Though America is not yet at war, there is a good chance that war will come. How has the Internet and the World Wide Web changed the way nations go to war?
First, it has allowed a much broader access to information so that people can find many sources for news. It has made the world smaller and allowed us to know what others are thinking and saying about the war. For example, this morning I can read news of the war from the BBC in the UK, from Canada, from New Zealand, from the Czech Republic, or from Pakistan.
In addition to reviewing news from around the world, I can also read information directly from the US Administration. For example, here is a transcript of remarks on the war recently made by the President in St. Louis. This allows them to take their case directly to the people. It also provides the people an opportunity to determine exactly what the President’s case for war is. By reading the transcripts of the President’s remarks, people can make up their own mind.
And if people agree or disagree with the President, letting him (or their representatives) know about it is simple as well. In addition to its other activities, Common Cause provides one way for any citizen to easily compose and send e-mail or faxes to their Representatives and Senators. This short feedback loop allows members of Congress to learn firsthand the feelings of the voters.
And as it always has, the Internet provides a great opportunity for ‘communities’ to spring up. For example, the Move On oganization in a relatively short time has gathered over 700,000 members that are banding together in protest against the war. Using only the Internet they raised over $400,000 to air TV ads around the country. In a single day of fund raising, they also raised enough money to run a pro-peace TV commercial during the Superbowl.

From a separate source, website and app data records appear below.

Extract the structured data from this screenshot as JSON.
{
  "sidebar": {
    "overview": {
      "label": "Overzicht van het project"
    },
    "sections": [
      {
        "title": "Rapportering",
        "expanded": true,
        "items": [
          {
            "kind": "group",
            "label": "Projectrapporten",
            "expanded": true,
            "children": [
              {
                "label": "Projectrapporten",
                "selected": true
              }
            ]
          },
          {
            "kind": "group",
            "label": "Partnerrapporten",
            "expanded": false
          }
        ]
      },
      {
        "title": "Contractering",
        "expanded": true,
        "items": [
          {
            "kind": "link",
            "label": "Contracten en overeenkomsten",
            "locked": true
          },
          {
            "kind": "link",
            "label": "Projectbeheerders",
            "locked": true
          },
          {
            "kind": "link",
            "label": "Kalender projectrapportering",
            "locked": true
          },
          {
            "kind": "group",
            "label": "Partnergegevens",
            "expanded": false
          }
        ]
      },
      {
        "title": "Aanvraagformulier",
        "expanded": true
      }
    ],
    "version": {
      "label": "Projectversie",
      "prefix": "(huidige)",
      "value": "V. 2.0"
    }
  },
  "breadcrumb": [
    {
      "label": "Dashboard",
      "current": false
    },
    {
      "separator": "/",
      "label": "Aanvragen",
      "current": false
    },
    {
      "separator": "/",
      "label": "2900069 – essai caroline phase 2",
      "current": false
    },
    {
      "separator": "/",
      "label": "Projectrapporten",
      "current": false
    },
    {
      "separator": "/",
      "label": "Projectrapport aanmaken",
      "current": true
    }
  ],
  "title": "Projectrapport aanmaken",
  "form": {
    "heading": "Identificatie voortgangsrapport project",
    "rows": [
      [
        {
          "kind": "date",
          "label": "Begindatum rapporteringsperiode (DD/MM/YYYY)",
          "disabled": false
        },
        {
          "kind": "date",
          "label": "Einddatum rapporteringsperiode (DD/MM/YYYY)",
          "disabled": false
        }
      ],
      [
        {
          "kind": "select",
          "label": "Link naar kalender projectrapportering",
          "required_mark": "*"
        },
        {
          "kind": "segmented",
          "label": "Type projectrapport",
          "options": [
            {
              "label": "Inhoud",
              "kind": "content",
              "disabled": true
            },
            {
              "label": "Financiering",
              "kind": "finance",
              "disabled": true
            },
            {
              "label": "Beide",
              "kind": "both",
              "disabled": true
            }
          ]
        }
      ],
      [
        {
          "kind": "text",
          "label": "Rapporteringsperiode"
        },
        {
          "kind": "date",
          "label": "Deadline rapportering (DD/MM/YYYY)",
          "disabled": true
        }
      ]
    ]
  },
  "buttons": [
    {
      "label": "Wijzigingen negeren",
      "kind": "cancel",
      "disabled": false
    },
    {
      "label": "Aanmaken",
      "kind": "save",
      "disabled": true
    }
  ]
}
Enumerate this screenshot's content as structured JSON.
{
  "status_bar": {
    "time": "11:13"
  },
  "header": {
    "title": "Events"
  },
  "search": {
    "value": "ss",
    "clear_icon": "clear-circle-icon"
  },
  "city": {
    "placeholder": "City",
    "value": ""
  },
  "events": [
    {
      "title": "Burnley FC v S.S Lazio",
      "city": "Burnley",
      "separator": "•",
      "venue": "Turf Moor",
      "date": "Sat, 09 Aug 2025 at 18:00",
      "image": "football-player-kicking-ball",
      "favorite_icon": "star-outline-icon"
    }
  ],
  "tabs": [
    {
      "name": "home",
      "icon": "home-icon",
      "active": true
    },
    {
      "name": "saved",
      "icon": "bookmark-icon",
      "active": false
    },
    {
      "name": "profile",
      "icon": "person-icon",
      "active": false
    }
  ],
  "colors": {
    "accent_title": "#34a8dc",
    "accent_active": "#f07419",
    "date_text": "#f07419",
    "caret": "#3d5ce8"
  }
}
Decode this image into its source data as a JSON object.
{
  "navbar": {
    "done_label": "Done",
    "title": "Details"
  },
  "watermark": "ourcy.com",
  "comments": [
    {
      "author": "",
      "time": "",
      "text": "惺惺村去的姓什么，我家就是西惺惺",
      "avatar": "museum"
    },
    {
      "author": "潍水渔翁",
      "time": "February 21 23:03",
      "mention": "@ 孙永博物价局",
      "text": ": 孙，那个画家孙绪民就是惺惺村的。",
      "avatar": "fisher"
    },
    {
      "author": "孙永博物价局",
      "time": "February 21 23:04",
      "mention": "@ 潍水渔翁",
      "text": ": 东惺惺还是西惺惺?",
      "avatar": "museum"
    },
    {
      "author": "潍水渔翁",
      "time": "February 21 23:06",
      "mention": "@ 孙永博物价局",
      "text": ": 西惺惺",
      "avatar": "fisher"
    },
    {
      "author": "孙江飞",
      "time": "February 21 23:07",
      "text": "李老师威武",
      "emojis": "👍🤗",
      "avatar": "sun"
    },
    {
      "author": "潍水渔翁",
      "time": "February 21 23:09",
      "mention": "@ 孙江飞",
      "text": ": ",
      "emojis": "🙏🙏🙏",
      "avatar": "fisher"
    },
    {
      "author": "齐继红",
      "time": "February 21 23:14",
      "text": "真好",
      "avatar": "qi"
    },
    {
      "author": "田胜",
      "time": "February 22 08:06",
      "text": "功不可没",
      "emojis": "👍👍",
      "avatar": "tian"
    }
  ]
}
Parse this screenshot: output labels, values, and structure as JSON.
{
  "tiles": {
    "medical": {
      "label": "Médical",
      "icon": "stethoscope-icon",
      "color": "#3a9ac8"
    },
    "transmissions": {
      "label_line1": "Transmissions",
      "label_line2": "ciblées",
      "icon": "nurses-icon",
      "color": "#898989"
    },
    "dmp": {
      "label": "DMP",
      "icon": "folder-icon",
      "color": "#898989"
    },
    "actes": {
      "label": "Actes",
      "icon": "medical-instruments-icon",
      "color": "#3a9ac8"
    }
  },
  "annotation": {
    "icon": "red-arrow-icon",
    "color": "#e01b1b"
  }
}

Imagine any non-profit attempting to raise that kind of money from small donations in a single day before the Internet existed. It just wasn’t possible. Another example is International ANSWER. They were able to organize mass demonstrations in Washington, DC and San Francisco using the Internet. They literally organized bus trips to the demonstrations from over 100 US cities using the Internet.
In many ways, this is a history making moment. But given the dynamic nature of the Internet, how much of this ‘content’ will be retained? Years from now, will these stories be available and part of the record of history? Who will capture the news stories, the presidential remarks, the organizing e-mails, the editorials and (yes) even the Weblogs that make up this dynamic story?
We have an opportunity to have history write itself. If we capture and save the news stories, remarks and organizing e-mails, then later generations will have the best account ever created for what actually happened in the run up to a war. (And if there is no war, then the Internet will have played a big role in preventing it.)
Who will save the Internet content that is part of this historic moment for posterity?